• Men and Masculinity Center (MMC)
• Office of Religious and Spiritual Life
• Stonewall Center: A Bisexual, Gay, Lesbian, Queer
and Transgender Resource Center
• Student Veteran Resource Center
Support and Transition
“The staff and environment at CMASS have really helped me think
critically about what I want from this school, and encouraged me to
take all that I can from my experience.”
– Zulay Holland, 2018
“I found a welcoming community at UMass that fosters healthy
relationships with anybody, regardless of gender. The friends I’ve
made at the MMC have had such a positive impact on my self-
confidence, and taught me the value in just being myself.”
– Andrew Furman, 2016
Residential First-Year Experience

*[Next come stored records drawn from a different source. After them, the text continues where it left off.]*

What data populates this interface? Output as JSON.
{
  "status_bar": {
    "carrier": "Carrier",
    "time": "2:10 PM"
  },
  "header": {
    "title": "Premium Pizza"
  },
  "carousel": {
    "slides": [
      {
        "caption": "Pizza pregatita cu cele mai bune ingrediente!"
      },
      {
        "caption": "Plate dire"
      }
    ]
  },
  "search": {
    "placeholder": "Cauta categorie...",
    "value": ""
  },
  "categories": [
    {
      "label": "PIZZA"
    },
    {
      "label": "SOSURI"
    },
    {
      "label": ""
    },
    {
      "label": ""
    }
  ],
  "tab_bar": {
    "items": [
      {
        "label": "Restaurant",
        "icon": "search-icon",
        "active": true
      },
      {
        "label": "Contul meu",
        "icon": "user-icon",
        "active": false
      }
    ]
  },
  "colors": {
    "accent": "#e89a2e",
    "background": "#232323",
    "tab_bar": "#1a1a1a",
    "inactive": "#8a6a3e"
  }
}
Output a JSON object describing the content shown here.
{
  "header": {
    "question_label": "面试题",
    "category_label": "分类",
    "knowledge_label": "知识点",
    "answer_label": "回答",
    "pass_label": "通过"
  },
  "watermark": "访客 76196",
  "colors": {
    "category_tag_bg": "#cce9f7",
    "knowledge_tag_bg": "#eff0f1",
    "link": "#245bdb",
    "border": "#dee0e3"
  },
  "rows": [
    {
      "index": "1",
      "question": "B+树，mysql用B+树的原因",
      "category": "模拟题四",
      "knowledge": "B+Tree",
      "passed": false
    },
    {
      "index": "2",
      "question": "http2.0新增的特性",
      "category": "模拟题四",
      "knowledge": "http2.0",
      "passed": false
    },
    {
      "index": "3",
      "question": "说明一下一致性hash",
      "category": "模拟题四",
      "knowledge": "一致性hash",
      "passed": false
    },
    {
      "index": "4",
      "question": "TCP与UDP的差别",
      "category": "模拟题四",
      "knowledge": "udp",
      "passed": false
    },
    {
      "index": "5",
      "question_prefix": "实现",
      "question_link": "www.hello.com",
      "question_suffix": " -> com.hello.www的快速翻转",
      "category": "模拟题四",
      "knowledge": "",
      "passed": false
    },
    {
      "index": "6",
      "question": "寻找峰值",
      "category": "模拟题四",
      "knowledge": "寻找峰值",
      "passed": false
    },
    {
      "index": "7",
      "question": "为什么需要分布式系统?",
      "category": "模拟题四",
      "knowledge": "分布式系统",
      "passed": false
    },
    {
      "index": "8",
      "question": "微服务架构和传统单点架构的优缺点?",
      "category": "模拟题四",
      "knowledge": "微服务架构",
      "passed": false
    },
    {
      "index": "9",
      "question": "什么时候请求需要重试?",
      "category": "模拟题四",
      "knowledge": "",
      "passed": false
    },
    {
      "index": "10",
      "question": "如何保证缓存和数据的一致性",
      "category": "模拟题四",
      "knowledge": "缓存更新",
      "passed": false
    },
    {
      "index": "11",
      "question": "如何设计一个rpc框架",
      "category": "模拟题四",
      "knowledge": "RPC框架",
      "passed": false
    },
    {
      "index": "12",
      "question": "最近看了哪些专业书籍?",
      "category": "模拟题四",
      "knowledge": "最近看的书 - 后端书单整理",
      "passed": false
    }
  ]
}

“Everyone within my dorm seems to have
a sense of community. It’s very nice to come
back to after a long day of classes.”
- Cance, Southwest Resident
“I liked all the activities and trips that were
offered for the students!”
- Van Meter, Central Resident
“I like that everyone is new. Everyone had
their doors open the first couple weeks of
school which was very helpful in getting to
– Kennedy, Southwest Resident
“I loved meeting people the same age as
me who also had the same interests. It is
tough meeting people when you know
nothing about them, and living in RFYE
made me realize that we all have something
- Pierpont, Southwest Resident
“I met new friends that will be there for me
during my life’s adventures!”
- Mary Lyon, Northeast Resident
The UMass Amherst Residential First-Year
Experience (RFYE) combines educational,
social, and developmental opportunities.
Our first-year residence hall staff understand,
value and want to engage the diverse
backgrounds, cultures, and needs of first-year
students during their transition to college life.
First-year students live in one of five residential areas on campus: Central, Orchard
Hill, Southwest, Northeast and the Commonwealth Honors College Residential
Community. Each area has its own distinctive characteristics inspired in part by
location, architecture and the different cultural or academic living and learning
Through supportive staff members and opportunities for engagement, first-year
residential communities are focused on student success.
• Residence Directors help foster a dynamic living, working, and learning community,
encouraging students to embrace diverse cultures, ideas, and perspectives.
• Resident Assistants are trained peers living with first-year students. They offer
support and guidance throughout the academic year. They also provide educational
and social opportunities, and promote and support an inclusive and respectful
environment for all who live on campus.
• Peer Mentors are live-in undergraduates who serve as a resource for first-year
students in RFYE communities. Peer Mentors provide necessary support for a smooth
academic transition to the University.
What’s Up with UMatter
Of all your educational and career options, you chose UMass
Amherst. And we chose you too, for the many qualities only you
could bring to our diverse campus community. We all belong here,
connected to one another in ways we know now, and ways we
have yet to discover.
There’s another choice we make every day – the choice to care.
That’s what UMatter at UMass is about. By actively caring for
each other and our community through successes, challenges and
changes, we all become stronger.
Active caring means that we:
• Listen Up, cultivating an awareness of what’s going on inside
and around us. Pay attention to ourselves and each other.
• Show Up, making the most of our time here. Get involved,
make connections and stretch beyond our perceived limita